--- Task instructions ---
The word "JSON" marks the lines to report; pull each of them from the listing.

--- Material to process ---

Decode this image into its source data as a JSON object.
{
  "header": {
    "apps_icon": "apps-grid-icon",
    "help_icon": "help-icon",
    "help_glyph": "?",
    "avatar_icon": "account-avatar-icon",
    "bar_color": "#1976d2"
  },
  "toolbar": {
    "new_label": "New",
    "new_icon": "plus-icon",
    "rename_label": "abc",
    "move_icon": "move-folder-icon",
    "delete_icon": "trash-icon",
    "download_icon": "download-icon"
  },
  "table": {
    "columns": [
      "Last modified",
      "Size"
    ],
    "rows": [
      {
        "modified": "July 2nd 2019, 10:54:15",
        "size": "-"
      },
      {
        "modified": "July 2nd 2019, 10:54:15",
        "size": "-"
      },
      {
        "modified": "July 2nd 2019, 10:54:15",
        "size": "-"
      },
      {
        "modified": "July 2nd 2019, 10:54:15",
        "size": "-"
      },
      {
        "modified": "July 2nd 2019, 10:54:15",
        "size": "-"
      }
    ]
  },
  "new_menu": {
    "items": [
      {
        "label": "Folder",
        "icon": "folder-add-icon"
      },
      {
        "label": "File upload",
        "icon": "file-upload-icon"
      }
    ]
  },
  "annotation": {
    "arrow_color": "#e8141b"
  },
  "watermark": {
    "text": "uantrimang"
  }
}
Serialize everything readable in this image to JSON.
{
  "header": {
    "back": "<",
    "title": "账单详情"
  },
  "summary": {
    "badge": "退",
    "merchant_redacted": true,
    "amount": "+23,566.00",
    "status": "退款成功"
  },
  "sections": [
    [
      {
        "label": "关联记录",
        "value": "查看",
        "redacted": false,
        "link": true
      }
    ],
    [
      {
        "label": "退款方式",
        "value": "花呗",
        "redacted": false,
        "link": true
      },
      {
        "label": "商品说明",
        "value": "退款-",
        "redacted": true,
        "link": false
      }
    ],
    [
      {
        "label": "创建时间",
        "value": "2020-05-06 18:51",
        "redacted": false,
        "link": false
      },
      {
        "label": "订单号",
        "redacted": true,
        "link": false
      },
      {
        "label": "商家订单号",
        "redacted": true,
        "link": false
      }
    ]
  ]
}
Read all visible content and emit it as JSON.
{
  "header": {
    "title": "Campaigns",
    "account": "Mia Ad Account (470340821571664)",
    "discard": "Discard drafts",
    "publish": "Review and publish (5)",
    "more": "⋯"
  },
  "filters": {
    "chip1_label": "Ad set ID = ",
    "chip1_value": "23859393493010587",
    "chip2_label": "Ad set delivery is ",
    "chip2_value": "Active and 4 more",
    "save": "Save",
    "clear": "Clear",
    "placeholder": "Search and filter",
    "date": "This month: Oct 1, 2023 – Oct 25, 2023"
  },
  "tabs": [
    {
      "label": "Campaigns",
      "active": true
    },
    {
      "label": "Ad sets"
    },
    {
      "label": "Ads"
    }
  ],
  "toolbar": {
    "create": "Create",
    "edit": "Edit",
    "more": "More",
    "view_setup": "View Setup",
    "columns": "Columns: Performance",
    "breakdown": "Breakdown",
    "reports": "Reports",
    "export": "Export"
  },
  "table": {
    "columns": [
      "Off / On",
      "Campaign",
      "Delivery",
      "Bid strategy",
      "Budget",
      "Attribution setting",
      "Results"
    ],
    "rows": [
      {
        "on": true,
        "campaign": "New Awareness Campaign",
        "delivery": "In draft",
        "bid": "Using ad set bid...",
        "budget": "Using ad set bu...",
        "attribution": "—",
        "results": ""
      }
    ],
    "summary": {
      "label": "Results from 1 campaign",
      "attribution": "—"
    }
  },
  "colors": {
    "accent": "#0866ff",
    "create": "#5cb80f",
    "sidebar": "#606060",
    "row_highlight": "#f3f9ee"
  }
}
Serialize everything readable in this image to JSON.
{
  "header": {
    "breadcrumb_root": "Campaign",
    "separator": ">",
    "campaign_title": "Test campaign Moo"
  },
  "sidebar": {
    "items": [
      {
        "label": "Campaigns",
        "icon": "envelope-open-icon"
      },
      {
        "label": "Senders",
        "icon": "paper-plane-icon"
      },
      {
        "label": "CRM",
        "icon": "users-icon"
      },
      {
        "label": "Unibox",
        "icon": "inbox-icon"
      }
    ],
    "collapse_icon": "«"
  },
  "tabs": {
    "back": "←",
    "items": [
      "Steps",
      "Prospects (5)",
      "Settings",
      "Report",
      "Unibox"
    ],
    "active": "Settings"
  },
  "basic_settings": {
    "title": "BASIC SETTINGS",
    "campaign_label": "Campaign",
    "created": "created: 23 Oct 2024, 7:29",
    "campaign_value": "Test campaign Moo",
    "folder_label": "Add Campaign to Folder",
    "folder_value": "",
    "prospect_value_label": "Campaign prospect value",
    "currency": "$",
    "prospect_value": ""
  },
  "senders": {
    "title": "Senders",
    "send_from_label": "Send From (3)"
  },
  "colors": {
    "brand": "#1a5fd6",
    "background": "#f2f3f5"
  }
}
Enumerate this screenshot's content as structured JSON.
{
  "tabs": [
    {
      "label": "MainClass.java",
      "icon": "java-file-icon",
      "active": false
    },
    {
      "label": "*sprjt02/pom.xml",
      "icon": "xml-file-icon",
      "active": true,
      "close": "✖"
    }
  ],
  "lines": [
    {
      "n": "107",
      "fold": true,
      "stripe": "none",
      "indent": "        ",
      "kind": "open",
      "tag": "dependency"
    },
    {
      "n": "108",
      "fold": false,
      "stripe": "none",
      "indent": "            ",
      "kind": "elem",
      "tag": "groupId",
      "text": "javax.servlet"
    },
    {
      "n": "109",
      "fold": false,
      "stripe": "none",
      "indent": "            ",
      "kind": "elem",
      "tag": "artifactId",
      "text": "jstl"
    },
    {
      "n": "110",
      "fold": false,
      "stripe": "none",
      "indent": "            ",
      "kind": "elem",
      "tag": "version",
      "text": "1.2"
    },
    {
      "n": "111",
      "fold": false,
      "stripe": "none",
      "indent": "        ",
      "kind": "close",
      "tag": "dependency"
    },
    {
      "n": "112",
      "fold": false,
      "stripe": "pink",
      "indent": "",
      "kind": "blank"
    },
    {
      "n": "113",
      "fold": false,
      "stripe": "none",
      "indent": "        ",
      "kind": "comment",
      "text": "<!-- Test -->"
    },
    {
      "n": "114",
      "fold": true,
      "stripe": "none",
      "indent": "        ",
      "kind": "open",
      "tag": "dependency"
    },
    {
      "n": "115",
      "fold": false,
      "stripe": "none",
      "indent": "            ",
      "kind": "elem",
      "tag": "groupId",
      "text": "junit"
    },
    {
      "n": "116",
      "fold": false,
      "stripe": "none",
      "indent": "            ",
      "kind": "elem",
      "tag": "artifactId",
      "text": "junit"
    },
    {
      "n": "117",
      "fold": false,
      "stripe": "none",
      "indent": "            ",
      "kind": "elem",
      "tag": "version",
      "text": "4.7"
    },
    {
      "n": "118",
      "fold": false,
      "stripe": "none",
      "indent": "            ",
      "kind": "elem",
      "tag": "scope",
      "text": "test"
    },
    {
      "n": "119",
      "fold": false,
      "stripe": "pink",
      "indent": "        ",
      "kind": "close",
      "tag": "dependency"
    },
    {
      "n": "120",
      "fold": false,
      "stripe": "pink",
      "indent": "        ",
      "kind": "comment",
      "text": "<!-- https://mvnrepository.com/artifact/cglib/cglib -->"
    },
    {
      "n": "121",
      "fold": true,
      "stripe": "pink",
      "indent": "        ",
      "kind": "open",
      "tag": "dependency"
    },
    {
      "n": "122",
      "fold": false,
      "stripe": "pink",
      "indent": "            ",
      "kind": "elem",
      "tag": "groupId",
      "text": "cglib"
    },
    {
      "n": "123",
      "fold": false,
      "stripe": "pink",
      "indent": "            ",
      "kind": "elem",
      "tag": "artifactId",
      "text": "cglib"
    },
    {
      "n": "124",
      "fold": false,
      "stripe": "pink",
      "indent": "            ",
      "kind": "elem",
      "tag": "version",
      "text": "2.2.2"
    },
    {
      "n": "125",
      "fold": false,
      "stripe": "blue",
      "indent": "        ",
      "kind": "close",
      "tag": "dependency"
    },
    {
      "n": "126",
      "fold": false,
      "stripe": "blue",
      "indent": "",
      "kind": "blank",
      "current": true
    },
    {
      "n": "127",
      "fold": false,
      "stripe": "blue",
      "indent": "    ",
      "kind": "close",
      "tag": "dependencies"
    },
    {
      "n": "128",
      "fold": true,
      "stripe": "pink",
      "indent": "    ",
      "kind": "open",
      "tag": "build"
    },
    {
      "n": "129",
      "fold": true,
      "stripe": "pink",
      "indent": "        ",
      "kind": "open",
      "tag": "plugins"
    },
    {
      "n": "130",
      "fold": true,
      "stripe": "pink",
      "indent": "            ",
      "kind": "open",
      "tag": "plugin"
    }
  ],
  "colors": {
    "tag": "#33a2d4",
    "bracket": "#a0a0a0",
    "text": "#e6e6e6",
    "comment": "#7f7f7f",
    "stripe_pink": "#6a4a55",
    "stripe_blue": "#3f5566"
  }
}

--- Final answer ---
Decode this image into its source data as a JSON object.
Serialize everything readable in this image to JSON.
Read all visible content and emit it as JSON.
Serialize everything readable in this image to JSON.
Enumerate this screenshot's content as structured JSON.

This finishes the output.